ABOUT THIS EXERCISE:
Where "slot" occurs in a line of the entries below, copy that line.

......

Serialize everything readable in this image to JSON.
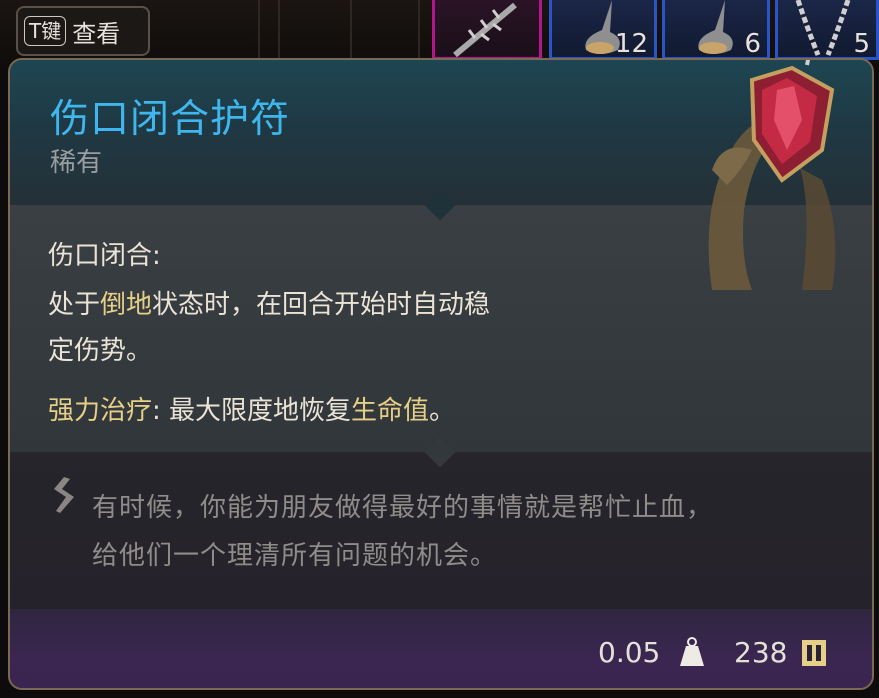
{
  "hint": {
    "key": "T键",
    "label": "查看"
  },
  "inventory": [
    {
      "id": "slot-weapon",
      "count": ""
    },
    {
      "id": "slot-potion-1",
      "count": "12"
    },
    {
      "id": "slot-potion-2",
      "count": "6"
    },
    {
      "id": "slot-amulet",
      "count": "5"
    }
  ],
  "item": {
    "name": "伤口闭合护符",
    "rarity": "稀有",
    "ability1_name": "伤口闭合:",
    "ability1_line1_a": "处于",
    "ability1_line1_keyword": "倒地",
    "ability1_line1_b": "状态时，在回合开始时自动稳",
    "ability1_line2": "定伤势。",
    "ability2_name": "强力治疗",
    "ability2_sep": ": 最大限度地恢复",
    "ability2_keyword": "生命值",
    "ability2_end": "。",
    "flavor_line1": "有时候，你能为朋友做得最好的事情就是帮忙止血，",
    "flavor_line2": "给他们一个理清所有问题的机会。",
    "weight": "0.05",
    "value": "238",
    "icons": [
      "flavor-quill-icon",
      "weight-icon",
      "gold-coin-icon"
    ]
  },
  "colors": {
    "title": "#3fb7ee",
    "keyword": "#e6cf86",
    "rarity": "#9a9ea0",
    "border": "#7a6a55"
  }
}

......

SOLUTION FOR THIS EXERCISE:
      "id": "slot-weapon",
      "id": "slot-potion-1",
      "id": "slot-potion-2",
      "id": "slot-amulet",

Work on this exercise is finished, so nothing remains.